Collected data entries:
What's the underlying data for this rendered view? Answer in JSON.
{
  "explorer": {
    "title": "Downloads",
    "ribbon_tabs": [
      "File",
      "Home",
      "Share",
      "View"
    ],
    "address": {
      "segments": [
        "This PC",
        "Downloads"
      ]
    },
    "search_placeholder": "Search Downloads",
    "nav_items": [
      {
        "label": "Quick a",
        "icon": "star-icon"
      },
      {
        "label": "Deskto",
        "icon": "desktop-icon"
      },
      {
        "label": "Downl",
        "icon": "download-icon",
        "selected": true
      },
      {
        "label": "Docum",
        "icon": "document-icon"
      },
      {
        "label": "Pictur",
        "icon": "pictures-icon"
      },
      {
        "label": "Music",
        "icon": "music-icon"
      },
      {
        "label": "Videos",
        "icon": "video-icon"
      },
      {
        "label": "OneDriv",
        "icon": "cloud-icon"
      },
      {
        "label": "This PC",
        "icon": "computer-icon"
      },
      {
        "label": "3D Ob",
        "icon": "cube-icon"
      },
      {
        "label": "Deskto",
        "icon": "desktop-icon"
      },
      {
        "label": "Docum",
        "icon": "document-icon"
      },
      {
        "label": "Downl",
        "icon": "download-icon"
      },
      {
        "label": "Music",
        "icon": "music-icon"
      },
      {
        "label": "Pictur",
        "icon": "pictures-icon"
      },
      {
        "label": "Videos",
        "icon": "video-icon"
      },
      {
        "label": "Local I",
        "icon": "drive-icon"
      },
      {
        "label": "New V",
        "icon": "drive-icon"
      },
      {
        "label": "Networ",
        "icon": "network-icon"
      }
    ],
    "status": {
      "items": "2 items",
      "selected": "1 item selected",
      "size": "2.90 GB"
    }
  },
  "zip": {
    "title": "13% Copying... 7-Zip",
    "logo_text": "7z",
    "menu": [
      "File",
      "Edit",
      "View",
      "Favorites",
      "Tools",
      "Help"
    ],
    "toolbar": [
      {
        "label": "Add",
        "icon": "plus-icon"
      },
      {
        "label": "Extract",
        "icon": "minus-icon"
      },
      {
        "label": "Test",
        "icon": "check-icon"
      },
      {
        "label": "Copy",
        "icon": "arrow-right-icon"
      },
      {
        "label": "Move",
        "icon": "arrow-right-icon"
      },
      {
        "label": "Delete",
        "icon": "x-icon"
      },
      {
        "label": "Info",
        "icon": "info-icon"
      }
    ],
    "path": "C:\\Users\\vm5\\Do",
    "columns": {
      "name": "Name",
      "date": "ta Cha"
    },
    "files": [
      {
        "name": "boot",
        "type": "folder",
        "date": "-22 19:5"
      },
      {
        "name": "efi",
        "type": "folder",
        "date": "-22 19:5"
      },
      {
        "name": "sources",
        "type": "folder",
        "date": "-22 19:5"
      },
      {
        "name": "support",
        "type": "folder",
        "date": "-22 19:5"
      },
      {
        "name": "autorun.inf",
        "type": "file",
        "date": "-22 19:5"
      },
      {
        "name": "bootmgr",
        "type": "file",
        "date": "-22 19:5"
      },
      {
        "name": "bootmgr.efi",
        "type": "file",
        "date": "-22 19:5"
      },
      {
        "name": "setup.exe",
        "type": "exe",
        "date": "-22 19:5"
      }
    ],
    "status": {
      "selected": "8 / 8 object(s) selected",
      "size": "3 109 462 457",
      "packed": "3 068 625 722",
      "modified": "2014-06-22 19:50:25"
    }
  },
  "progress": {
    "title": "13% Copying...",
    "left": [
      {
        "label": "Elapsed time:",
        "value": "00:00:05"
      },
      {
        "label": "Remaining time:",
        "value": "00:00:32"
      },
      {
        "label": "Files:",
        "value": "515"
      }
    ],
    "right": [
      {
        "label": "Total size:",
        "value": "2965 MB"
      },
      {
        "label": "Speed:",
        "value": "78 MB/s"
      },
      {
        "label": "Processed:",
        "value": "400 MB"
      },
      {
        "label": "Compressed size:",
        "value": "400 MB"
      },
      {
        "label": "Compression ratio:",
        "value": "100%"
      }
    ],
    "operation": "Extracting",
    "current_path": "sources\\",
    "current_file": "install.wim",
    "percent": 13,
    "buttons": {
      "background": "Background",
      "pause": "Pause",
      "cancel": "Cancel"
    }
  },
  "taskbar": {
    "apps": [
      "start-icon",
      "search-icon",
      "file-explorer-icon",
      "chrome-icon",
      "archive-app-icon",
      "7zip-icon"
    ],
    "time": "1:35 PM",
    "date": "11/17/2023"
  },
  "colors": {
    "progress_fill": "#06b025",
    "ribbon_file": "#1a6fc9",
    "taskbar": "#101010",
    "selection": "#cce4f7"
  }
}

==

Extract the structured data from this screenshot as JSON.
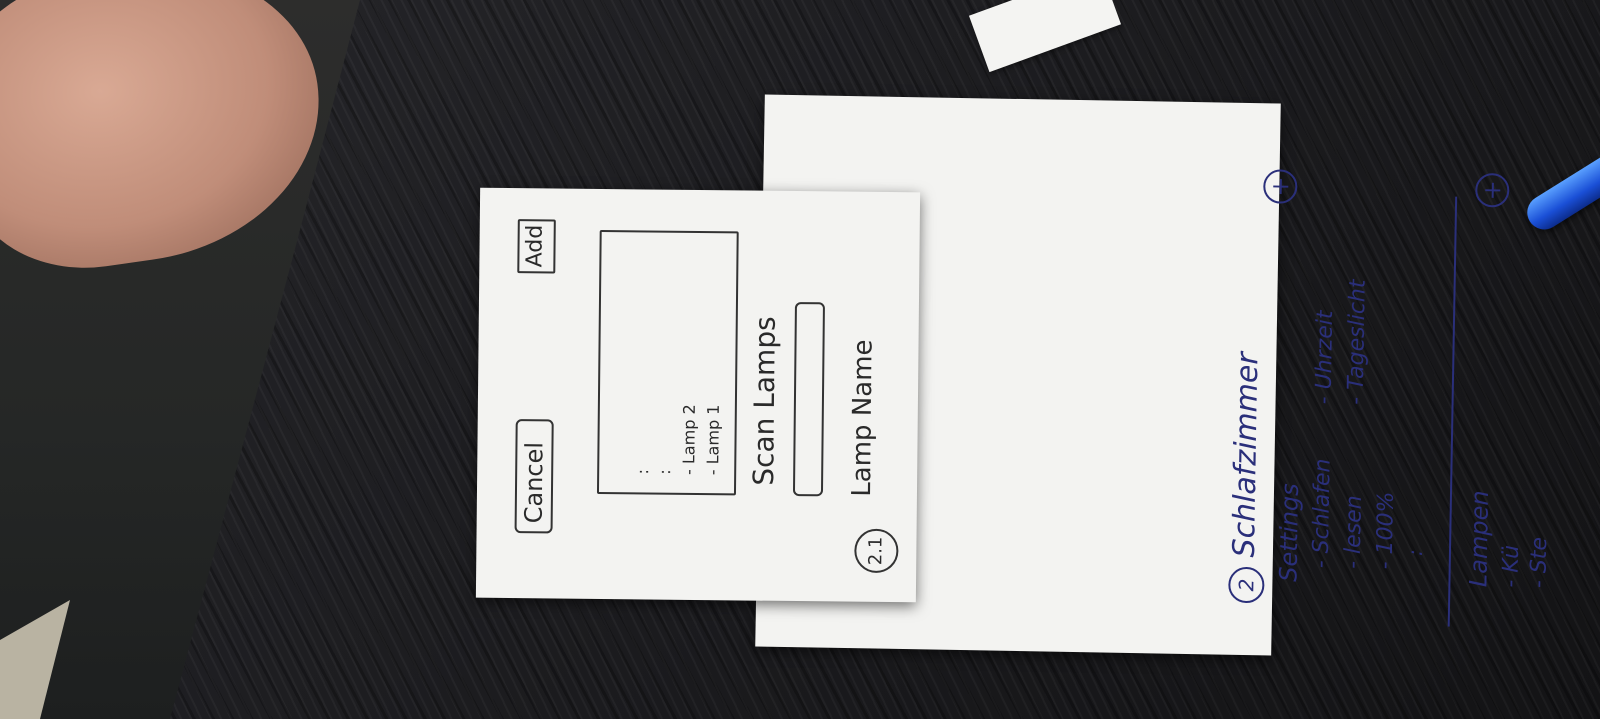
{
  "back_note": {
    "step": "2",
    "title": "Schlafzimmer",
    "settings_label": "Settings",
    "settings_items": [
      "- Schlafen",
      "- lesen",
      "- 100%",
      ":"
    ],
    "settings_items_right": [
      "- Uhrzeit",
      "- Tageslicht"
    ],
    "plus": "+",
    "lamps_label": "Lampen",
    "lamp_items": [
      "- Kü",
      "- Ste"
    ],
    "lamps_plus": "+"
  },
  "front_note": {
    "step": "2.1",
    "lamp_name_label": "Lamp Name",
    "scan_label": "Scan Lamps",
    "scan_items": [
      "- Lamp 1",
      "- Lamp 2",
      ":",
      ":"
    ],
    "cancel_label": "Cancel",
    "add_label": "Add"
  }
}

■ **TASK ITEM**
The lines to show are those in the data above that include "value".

■ **RESULT**
        "value": "00:00:05"
        "value": "00:00:32"
        "value": "515"
        "value": "2965 MB"
        "value": "78 MB/s"
        "value": "400 MB"
        "value": "400 MB"
        "value": "100%"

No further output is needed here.